| Cabinet, Parliament|
| Dar es Salaam, Tanzania|
At the President's discretion
Article 59(3) of the Constitution
The Attorney General of Tanzania is the legal adviser to the Government of Tanzania and serves concurrently as an ex officio member of the Cabinet and Parliament.
Attorney General of Tanzania Wikipedia
English barrister Roland Brown succeeded J. S. R. Cole to serve as the first Attorney General of independent Tanganyika from 1961 to 1964; and as the first Attorney General of Tanzania following the merger of Tanganyika with the People's Republic of Zanzibar.
Joseph Warioba concurrently served as Minister for Justice between 1983 and 1985; as did his successor Damian Lubuva during his tenure.
Andrew Chenge was criticised for his advice to the government which led to the approval of the purchase of an overpriced $40 million radar from BAE Systems. His lawyers admitted that he had given legal advice on some aspects of the deal but did not promote it. In April 2008, Chenge resigned as Infrastructure Minister following the discovery of more than $1 million in an offshore account under his control in Jersey. Chenge described the amount as "small change" (vijisenti in Swahili) and denied receiving it as kickback from BAE Systems. The United Kingdom's Serious Fraud Office requested mutual legal assistance from Tanzania and requested that he be interviewed as a suspect in a criminal investigation.
In 2008, Johnson Mwanyika was accused of being one of the architects of the Richmond Scandal; a $172 million emergency power generating contract that was given to a U.S. based company that turned out to be a shell corporation and failed to deliver the 100 MW to the national grid. This led to the resignation of Prime Minister Edward Lowassa and the dissolution of the cabinet. A Parliamentary Select Committee proposed that he be sacked with immediate effect for his failure to advise the government. In July 2009, a government report exonerated him and this was criticised by some Members of Parliament. His retirement in October 2009 coincided with the deliberations of the report.

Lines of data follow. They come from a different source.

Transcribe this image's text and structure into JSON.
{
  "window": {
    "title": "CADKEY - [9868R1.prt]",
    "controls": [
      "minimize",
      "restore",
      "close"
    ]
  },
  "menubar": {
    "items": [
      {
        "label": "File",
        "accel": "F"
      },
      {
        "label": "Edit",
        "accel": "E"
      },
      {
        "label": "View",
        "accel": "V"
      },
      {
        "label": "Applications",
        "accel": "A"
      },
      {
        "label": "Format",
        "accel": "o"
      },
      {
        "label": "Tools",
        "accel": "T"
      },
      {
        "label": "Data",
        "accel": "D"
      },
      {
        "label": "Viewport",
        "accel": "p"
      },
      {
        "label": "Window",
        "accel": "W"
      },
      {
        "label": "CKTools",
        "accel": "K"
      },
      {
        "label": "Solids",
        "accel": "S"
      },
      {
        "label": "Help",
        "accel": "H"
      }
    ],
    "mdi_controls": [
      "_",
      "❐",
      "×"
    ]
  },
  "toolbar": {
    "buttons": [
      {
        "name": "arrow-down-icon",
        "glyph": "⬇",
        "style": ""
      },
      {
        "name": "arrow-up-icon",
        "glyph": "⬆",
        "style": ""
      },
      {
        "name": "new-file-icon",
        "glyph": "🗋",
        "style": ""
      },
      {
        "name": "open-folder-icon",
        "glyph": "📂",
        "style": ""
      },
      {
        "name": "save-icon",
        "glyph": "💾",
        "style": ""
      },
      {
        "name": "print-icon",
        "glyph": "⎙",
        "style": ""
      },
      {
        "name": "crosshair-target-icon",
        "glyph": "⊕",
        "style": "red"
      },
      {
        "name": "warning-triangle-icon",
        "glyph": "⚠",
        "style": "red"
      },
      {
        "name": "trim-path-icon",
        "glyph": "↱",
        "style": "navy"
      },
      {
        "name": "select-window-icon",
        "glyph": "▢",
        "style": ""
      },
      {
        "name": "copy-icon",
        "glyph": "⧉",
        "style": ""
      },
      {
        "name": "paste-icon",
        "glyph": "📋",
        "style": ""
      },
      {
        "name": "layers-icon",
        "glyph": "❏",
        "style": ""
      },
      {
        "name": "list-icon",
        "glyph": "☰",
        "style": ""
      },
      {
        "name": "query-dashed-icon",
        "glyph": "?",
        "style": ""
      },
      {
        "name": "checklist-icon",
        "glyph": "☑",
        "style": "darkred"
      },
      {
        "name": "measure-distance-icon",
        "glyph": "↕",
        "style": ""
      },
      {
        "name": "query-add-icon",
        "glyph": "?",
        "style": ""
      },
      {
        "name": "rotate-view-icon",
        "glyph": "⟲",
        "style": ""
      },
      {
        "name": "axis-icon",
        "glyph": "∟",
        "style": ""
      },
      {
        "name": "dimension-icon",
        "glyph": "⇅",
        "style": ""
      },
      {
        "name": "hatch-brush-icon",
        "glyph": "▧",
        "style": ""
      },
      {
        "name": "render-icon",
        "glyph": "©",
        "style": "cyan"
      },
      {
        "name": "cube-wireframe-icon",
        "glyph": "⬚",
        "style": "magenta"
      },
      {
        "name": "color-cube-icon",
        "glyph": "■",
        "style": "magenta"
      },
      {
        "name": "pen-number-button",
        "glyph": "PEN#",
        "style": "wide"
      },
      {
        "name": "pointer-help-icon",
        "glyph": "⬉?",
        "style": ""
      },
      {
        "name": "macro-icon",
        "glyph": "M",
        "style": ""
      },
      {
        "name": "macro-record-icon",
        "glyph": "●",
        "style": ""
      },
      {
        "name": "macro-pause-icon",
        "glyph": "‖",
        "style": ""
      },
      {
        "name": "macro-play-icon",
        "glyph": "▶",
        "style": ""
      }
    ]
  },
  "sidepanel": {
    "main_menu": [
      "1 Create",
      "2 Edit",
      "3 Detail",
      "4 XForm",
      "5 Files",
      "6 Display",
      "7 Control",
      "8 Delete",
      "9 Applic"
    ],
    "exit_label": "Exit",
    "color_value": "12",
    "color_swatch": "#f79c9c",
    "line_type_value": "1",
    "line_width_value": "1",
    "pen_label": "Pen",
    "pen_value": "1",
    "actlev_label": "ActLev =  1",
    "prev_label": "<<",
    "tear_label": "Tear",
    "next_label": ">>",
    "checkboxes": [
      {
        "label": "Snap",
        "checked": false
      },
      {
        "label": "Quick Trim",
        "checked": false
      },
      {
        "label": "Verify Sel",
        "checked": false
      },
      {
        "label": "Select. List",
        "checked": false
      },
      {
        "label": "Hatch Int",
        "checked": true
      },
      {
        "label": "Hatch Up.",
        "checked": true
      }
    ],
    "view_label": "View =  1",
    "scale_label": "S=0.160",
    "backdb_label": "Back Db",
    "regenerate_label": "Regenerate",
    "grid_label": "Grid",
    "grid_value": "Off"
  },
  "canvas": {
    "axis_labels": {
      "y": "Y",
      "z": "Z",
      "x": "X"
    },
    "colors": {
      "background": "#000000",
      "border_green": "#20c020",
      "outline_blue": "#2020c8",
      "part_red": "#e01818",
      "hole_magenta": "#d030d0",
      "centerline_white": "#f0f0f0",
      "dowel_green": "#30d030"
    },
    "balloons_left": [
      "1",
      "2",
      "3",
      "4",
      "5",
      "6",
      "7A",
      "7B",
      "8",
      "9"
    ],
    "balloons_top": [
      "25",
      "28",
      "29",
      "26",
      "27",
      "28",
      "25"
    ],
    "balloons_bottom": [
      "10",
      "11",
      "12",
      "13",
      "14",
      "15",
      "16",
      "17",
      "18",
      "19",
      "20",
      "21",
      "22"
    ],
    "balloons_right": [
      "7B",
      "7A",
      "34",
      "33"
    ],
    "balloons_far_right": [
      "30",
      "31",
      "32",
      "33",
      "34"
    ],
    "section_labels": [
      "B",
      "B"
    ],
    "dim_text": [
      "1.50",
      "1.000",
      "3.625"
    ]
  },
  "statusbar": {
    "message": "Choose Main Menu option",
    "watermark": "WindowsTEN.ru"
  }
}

On 16 December 2014, Frederick Werema resigned after he was accused of authorizing the fraudulent transfer of about $120 million from a controversial escrow account. Werema stated that his advice had been misunderstood.